No accessory viral components are found by analytical ultra-centrifugation. In borate buffer the virus sediments as a single component but in phosphate buffer it produces two peaks, the faster consisting of aggregated virus (Shepherd & Pound, 1960).

Particle Structure

The virus consists of flexuous filamentous particles (Fig. 3). The mean particle length is variously estimated as 680 nm (Shepherd & Pound, 1960), 722 nm (Tomlinson & Walkey, 1967), and 754 nm (Bode & Brandes, 1958).

Particle Composition

No reports.

Relations with Cells and Tissues

With the light microscope Stefanac & Milicic (1965) observed different types of cellular inclusions with three virus strains. In ultra-thin sections of infected Brassica perviridis, virus particles were associated with intracellular fibrous masses and band structures (Kamei, Honda & Matsui, 1969).


Symptoms of turnip mosaic virus infection in cabbage and cauliflower are sometimes confused with those caused by cauliflower mosaic virus. Cauliflower mosaic virus can usually be recognized by producing, initially, vein clearing of the youngest leaves, followed by dark green vein banding and necrotic spotting (Broadbent, 1957). Most strains of turnip mosaic virus infect many non-cruciferous species such as Nicotiana tabacum, Chenopodium amaranticolor and C. quinoa, which are not susceptible to cauliflower mosaic virus.


References list for DPV: Turnip mosaic virus (8)

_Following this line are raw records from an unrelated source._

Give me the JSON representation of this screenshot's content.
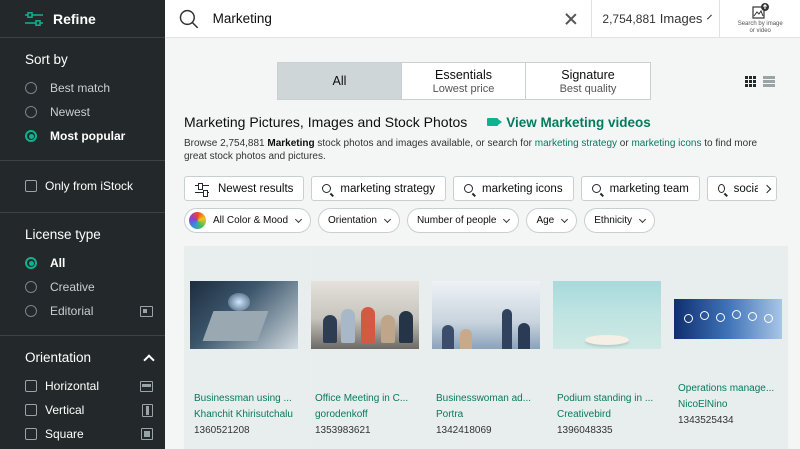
{
  "sidebar": {
    "refine_label": "Refine",
    "sort": {
      "title": "Sort by",
      "options": [
        {
          "label": "Best match",
          "selected": false
        },
        {
          "label": "Newest",
          "selected": false
        },
        {
          "label": "Most popular",
          "selected": true
        }
      ]
    },
    "only_istock_label": "Only from iStock",
    "license": {
      "title": "License type",
      "options": [
        {
          "label": "All",
          "selected": true
        },
        {
          "label": "Creative",
          "selected": false
        },
        {
          "label": "Editorial",
          "selected": false
        }
      ]
    },
    "orientation": {
      "title": "Orientation",
      "options": [
        "Horizontal",
        "Vertical",
        "Square"
      ]
    }
  },
  "search": {
    "value": "Marketing",
    "result_count": "2,754,881",
    "type_label": "Images",
    "image_search_line1": "Search by image",
    "image_search_line2": "or video"
  },
  "tabs": [
    {
      "label": "All",
      "sub": "",
      "active": true
    },
    {
      "label": "Essentials",
      "sub": "Lowest price",
      "active": false
    },
    {
      "label": "Signature",
      "sub": "Best quality",
      "active": false
    }
  ],
  "heading": {
    "title": "Marketing Pictures, Images and Stock Photos",
    "video_link": "View Marketing videos"
  },
  "description": {
    "part1": "Browse 2,754,881 ",
    "keyword": "Marketing",
    "part2": " stock photos and images available, or search for ",
    "link1": "marketing strategy",
    "part3": " or ",
    "link2": "marketing icons",
    "part4": " to find more great stock photos and pictures."
  },
  "chips": {
    "newest": "Newest results",
    "related": [
      "marketing strategy",
      "marketing icons",
      "marketing team",
      "social m"
    ]
  },
  "filters": {
    "color": "All Color & Mood",
    "items": [
      "Orientation",
      "Number of people",
      "Age",
      "Ethnicity"
    ]
  },
  "results": [
    {
      "title": "Businessman using ...",
      "author": "Khanchit Khirisutchalu",
      "id": "1360521208"
    },
    {
      "title": "Office Meeting in C...",
      "author": "gorodenkoff",
      "id": "1353983621"
    },
    {
      "title": "Businesswoman ad...",
      "author": "Portra",
      "id": "1342418069"
    },
    {
      "title": "Podium standing in ...",
      "author": "Creativebird",
      "id": "1396048335"
    },
    {
      "title": "Operations manage...",
      "author": "NicoElNino",
      "id": "1343525434"
    }
  ],
  "colors": {
    "sidebar_bg": "#23282a",
    "accent": "#0fb28f",
    "link": "#067a5e"
  }
}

  1. Bode & Brandes, Phytopath. Z. 34: 103, 1958.
  2. Broadbent, Investigation of virus diseases of Brassica crops, Cambridge Univ. Press, 1957.
  3. Gardner & Kendrick, J. agric. Res. 22: 123, 1921.
  4. Hollings, Ann. appl. Biol. 45: 44, 1957.
  5. Kamei, Honda & Matsui, Phytopathology 59: 139, 1969.
  6. Kennedy, Day & Eastop, A conspectus of aphids as vectors of plant viruses, London, Commonwealth Institute of Entomology, 1962.
  7. Larson & Walker, J. agric. Res. 62: 475, 1941.
  8. Larson, Matthews & Walker, Phytopathology 40: 955, 1950.
  9. McClean & Cowin, Sci. Bull. Dep. Agric. S. Afr., 332, 30 pp, 1953.
  10. Niblett, Paulus & Semancik, Phytopathology 59: 1166, 1969.
  11. Pound & Walker, J. agric. Res. 71: 255, 1945.
  12. Schultz, J. agric. Res. 22: 173, 1921.
  13. Shepherd & Pound, Phytopathology 50: 797, 1960.
  14. Stefanac & Milicic, Phytopath. Z. 52: 349, 1965.
  15. Sylvester, Phytopathology 43: 541, 1953.
  16. Sylvester, Hilgardia 23: 53, 1954.
  17. Tomlinson, Nature, Lond. 200: 93, 1963.
  18. Tomlinson, Ann. appl. Biol. 53: 95, 1964.
  19. Tomlinson, Walkey, Hughes & Watson, Nature, Lond. 207: 495, 1965.
  20. Tomlinson & Walkey, Virology 32: 267, 1967.
  21. Tompkins, J. agric. Res. 58: 63, 1939.
  22. Tompkins, Gardener & Thomas, J. agric. Res. 57: 929, 1938.
  23. Zink & Duffus, J. Am. Soc. Hort. Sci. 94: 403, 1969.